This time of year, I thank God for seminars.
You know, the all-day events where you get pummeled with data on the latest, greatest concrete segmental retaining wall units or the methods with which to install ’em. The ones where half the manufacturer rep presenters are former installers and look like they are scared shirtless to be presenting anything in front of a big group. The ones where you’d swear the owners and staff of a majority of your companies attending the event were holding a contest to see which company could best dress like hobos straight off a rail car.
I love ’em. Especially this year, with the economy as bad as it is.

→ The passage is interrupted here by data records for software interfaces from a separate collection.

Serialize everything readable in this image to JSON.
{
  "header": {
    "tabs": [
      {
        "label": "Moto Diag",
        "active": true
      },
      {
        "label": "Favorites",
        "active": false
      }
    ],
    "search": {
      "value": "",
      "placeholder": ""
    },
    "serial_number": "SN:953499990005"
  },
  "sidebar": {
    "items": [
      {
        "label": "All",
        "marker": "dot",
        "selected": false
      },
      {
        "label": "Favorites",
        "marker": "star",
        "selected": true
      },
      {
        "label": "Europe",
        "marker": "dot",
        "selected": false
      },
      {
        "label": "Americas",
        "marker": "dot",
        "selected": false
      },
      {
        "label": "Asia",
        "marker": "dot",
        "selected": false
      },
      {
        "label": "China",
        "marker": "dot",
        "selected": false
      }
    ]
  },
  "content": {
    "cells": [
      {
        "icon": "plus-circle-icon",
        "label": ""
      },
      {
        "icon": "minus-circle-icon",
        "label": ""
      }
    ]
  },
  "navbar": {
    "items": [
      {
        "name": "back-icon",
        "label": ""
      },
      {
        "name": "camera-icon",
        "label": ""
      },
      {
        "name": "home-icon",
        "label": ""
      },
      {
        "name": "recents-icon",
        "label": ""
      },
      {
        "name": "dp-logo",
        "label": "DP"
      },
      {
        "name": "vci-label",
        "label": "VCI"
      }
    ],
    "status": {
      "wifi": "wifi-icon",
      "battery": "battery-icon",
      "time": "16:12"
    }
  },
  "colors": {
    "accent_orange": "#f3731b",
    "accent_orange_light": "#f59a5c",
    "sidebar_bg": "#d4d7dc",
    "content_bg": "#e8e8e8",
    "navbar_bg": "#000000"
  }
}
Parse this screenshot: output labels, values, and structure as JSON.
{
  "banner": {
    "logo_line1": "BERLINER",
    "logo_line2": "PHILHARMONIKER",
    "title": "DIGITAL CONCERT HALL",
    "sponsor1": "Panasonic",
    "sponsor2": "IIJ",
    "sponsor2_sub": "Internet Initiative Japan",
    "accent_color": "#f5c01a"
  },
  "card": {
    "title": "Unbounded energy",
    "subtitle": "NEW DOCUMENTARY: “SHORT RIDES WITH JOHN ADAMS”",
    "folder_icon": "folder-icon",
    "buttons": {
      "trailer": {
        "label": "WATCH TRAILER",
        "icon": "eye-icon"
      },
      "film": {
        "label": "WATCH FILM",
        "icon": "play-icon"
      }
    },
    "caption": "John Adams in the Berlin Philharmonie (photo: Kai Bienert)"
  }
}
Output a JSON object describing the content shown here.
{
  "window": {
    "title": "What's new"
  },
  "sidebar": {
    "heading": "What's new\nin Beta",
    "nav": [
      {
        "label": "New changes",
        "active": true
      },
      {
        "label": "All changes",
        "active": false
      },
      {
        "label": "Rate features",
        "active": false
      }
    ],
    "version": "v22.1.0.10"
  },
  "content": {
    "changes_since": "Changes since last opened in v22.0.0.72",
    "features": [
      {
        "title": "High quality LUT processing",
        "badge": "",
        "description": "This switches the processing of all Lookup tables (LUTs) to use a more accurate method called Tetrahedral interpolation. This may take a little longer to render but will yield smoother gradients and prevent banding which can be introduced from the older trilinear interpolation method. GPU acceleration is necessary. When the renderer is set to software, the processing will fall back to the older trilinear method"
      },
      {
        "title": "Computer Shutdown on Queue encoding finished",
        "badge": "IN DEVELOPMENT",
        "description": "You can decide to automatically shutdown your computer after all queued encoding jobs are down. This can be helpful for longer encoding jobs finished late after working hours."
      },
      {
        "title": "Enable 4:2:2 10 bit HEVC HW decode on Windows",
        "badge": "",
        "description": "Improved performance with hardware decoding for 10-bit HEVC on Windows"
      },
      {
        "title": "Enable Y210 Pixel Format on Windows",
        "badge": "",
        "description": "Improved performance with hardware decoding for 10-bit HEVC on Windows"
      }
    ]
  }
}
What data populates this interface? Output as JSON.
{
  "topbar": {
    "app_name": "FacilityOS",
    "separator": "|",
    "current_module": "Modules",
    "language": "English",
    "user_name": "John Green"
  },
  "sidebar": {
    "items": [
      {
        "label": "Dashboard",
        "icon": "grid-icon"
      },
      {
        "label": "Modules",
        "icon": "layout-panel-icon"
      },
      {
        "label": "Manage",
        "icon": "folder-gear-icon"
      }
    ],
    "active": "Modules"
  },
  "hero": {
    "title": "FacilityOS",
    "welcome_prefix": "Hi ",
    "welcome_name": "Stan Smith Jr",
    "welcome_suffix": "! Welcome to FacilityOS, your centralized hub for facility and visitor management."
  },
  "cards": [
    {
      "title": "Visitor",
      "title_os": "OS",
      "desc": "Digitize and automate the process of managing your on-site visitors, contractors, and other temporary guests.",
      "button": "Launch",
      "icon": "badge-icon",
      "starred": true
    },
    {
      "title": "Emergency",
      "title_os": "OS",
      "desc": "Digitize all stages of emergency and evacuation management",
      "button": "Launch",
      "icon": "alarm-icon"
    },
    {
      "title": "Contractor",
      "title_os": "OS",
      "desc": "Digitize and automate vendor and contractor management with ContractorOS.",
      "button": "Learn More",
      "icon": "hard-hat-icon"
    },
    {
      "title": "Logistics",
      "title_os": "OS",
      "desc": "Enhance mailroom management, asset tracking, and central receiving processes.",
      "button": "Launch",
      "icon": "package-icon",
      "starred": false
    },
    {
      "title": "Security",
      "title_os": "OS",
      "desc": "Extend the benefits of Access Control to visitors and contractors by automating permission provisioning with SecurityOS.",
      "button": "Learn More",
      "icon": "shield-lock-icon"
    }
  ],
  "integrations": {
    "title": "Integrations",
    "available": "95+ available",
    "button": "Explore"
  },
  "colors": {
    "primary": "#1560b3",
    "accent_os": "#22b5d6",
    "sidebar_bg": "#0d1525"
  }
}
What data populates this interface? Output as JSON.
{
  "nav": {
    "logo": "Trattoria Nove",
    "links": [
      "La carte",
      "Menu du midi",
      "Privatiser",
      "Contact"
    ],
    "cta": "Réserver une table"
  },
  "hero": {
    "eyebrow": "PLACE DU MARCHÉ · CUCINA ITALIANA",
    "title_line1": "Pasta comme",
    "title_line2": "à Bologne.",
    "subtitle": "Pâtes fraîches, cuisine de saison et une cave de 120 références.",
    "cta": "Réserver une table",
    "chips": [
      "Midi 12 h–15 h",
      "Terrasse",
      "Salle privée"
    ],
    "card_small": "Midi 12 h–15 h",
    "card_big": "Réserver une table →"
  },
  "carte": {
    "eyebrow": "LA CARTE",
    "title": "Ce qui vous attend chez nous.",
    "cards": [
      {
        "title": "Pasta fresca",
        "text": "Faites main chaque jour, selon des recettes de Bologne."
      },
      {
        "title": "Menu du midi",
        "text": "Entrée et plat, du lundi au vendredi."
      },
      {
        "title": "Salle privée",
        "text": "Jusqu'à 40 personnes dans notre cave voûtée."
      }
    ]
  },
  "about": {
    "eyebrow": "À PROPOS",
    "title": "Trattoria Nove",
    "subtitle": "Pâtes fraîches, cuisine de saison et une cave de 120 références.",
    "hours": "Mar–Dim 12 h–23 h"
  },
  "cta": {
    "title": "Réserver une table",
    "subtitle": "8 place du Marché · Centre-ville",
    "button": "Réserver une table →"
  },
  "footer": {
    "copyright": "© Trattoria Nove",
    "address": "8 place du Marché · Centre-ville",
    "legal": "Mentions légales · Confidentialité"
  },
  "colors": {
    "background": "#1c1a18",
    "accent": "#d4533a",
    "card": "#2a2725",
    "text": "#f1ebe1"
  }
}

- I get to get out of the house. After almost two months of nothing but near-zero temperatures, stuck in front of a computer monitor, I start to get a little loony. This gives me a chance to interact with people other than my family and my dogs.
- I get to find out what’s new in the world of (fill in blank with an industry) . Usually, it’s a new product that looks strikingly similar to an old product, with claims of it’s ability outpacing what it can actually be used for. But it’s still good to keep tabs on what kinds of products are coming around the bend, so when clients ask about ’em I don’t have a stupefied look on my face.
- I get to pick up a trick or two. I just learned something a few days ago about stabilized aggregate and it’s use behind retaining walls in place of geogrid. Didn’t know about that before the seminar. Also, I lucked into sitting next to a friendly competitor for the day – a competitor who did an insane indoor waterfall project (one that I balked on (or maybe more accurately, bawk-bawked on)) and has done a couple other water-related things that I wanted to pick his brain about. I donated some knowledge I had in exchange for his. We both came out ahead.
- I can network with mfg reps and engineers; useful contacts when you’re in a tight spot and need a solution for a certain job site. They’ll do all they can to solve my problem for me.
- And just the swag alone was worth the price of admission.
- For $25 I got a lunch, two knit hats, two baseball caps, a shirt, a book and a soft-sided briefcase. Probably $75 in goodies. Sure, swag doesn’t pay the bills, but pictured there are six or seven opportunities to motivate via gifts of appreciation of hard work of an employee. Or maybe just something to keep my head warm.
- It gets my juices flowing again to get out into the field and do some work.
I like that feeling.